Mattos, David M.D., M.B.A.; Gfrerer, Lisa M.D., Ph.D.; Reish, Richard G. M.D.; Hughes, Kevin S. M.D.; Cetrulo, Curtis M.D.; Colwell, Amy S. M.D.; Winograd, Jonathan M. M.D.; Yaremchuk, Michael J. M.D.; Austen, William G. Jr. M.D.; Liao, Eric C. M.D., Ph.D.

Plastic and Reconstructive Surgery: December 2015 - Volume 136 - Issue 6 - p 730e–740e
doi: 10.1097/PRS.0000000000001763
Breast: Original Articles

Background: The past decade has seen an increasing prevalence of prophylactic mastectomy with decreasing ages of patients treated for breast cancer. Data are limited on the fiscal impacts of contralateral prophylactic mastectomy trends, and no study has compared bilateral prophylactic mastectomy with reconstruction to surveillance in high-risk patients.

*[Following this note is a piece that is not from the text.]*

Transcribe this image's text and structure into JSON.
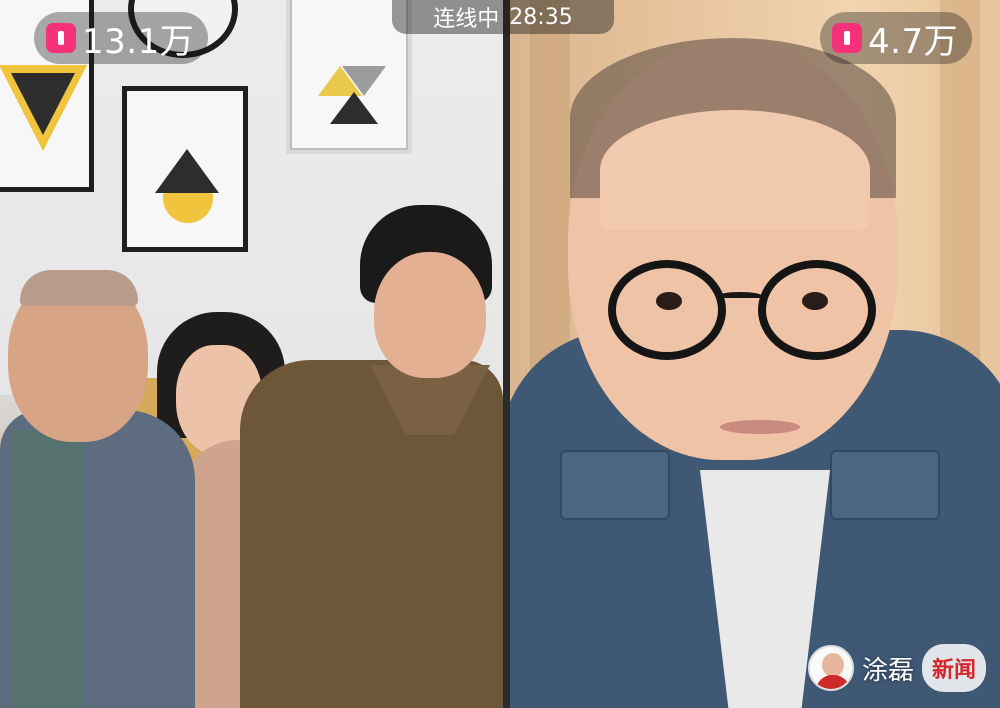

Methods: Lifetime third-party payer costs over 30 years were estimated with 2013 Medicare reimbursement rates. Costs were estimated for patients choosing contralateral or bilateral prophylactic mastectomy versus surveillance, with immediate reconstructions using a single-stage implant, tissue expander, or perforator-based free flap approach. Published cancer incidence rates predicted the percentage of surveillance patients that would require mastectomies. Sensitivity analyses were conducted that varied cost growth, discount rate, cancer incidence rate, and other variables. Lifetime costs and present values (3 percent discount rate) were estimated.

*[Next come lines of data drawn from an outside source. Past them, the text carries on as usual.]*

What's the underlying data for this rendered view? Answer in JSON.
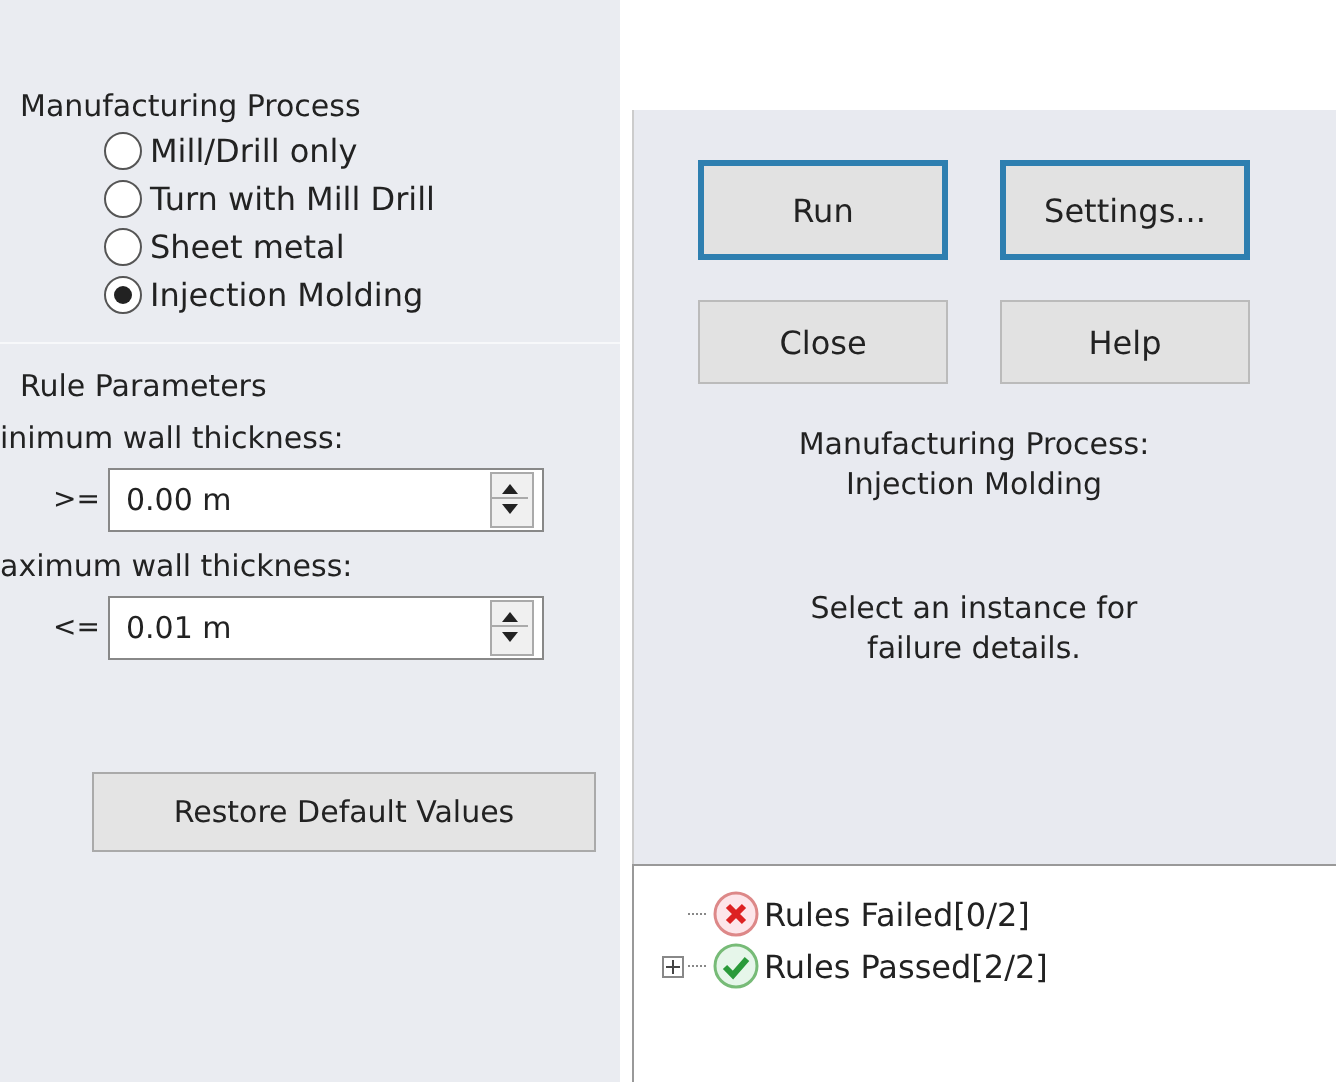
{
  "process_group": {
    "title": "Manufacturing Process",
    "options": [
      {
        "label": "Mill/Drill only",
        "selected": false
      },
      {
        "label": "Turn with Mill Drill",
        "selected": false
      },
      {
        "label": "Sheet metal",
        "selected": false
      },
      {
        "label": "Injection Molding",
        "selected": true
      }
    ]
  },
  "rule_parameters": {
    "title": "Rule Parameters",
    "fields": [
      {
        "label": "inimum wall thickness:",
        "operator": ">=",
        "value": "0.00 m"
      },
      {
        "label": "aximum wall thickness:",
        "operator": "<=",
        "value": "0.01 m"
      }
    ]
  },
  "restore_button": "Restore Default Values",
  "buttons": [
    {
      "label": "Run",
      "highlighted": true
    },
    {
      "label": "Settings...",
      "highlighted": true
    },
    {
      "label": "Close",
      "highlighted": false
    },
    {
      "label": "Help",
      "highlighted": false
    }
  ],
  "process_info": [
    "Manufacturing Process:",
    "Injection Molding"
  ],
  "hint": [
    "Select an instance for",
    "failure details."
  ],
  "tree": [
    {
      "label": "Rules Failed[0/2]",
      "kind": "failed"
    },
    {
      "label": "Rules Passed[2/2]",
      "kind": "passed",
      "expanded": false
    }
  ]
}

Results: Lifetime prophylactic mastectomy costs were lower than surveillance costs, $1292 to $1993 lower for contralateral prophylactic mastectomy and $15,668 to $21,342 lower for bilateral prophylactic mastectomy, depending on the reconstruction. Present value estimates were slightly higher for contralateral prophylactic mastectomy over contralateral surveillance but still cost saving for bilateral prophylactic mastectomy compared with bilateral surveillance. Present value estimates are also cost saving for contralateral prophylactic mastectomy when the modeled contralateral breast cancer incidence rate is increased to at least 0.6 percent per year.

Conclusions: These findings are consistent with contralateral and bilateral prophylactic mastectomy being cost saving in many scenarios, regardless of the reconstructive option chosen. They suggest that physicians and patients should continue to receive flexibility in deciding how best to proceed clinically in each case.

Boston, Mass.

From the Division of Plastic and Reconstructive Surgery and the Avon Comprehensive Breast Evaluation Center, Massachusetts General Hospital.

Received for publication October 25, 2014; accepted May 22, 2015.

Presented at the 58th Annual Meeting of the Plastic Surgery Research Council, in New York, New York, March 7 through 9, 2014; and the 30th Annual Meeting of the Northeastern Society of Plastic Surgeons, in Washington, D.C., September 20 through 22, 2013.

Disclosure: Dr. Colwell is a consultant for LifeCell and Allergan. Dr. Austen is a consultant for Mentor. Dr. Liao is the principal investigator on a research study funded by Musculoskeletal Transplant Foundation. No funds were received for this study.

Eric C. Liao, M.D., Ph.D., 15 Parkman Street, WACC 435, Boston, Mass. 02114,

©2015American Society of Plastic Surgeons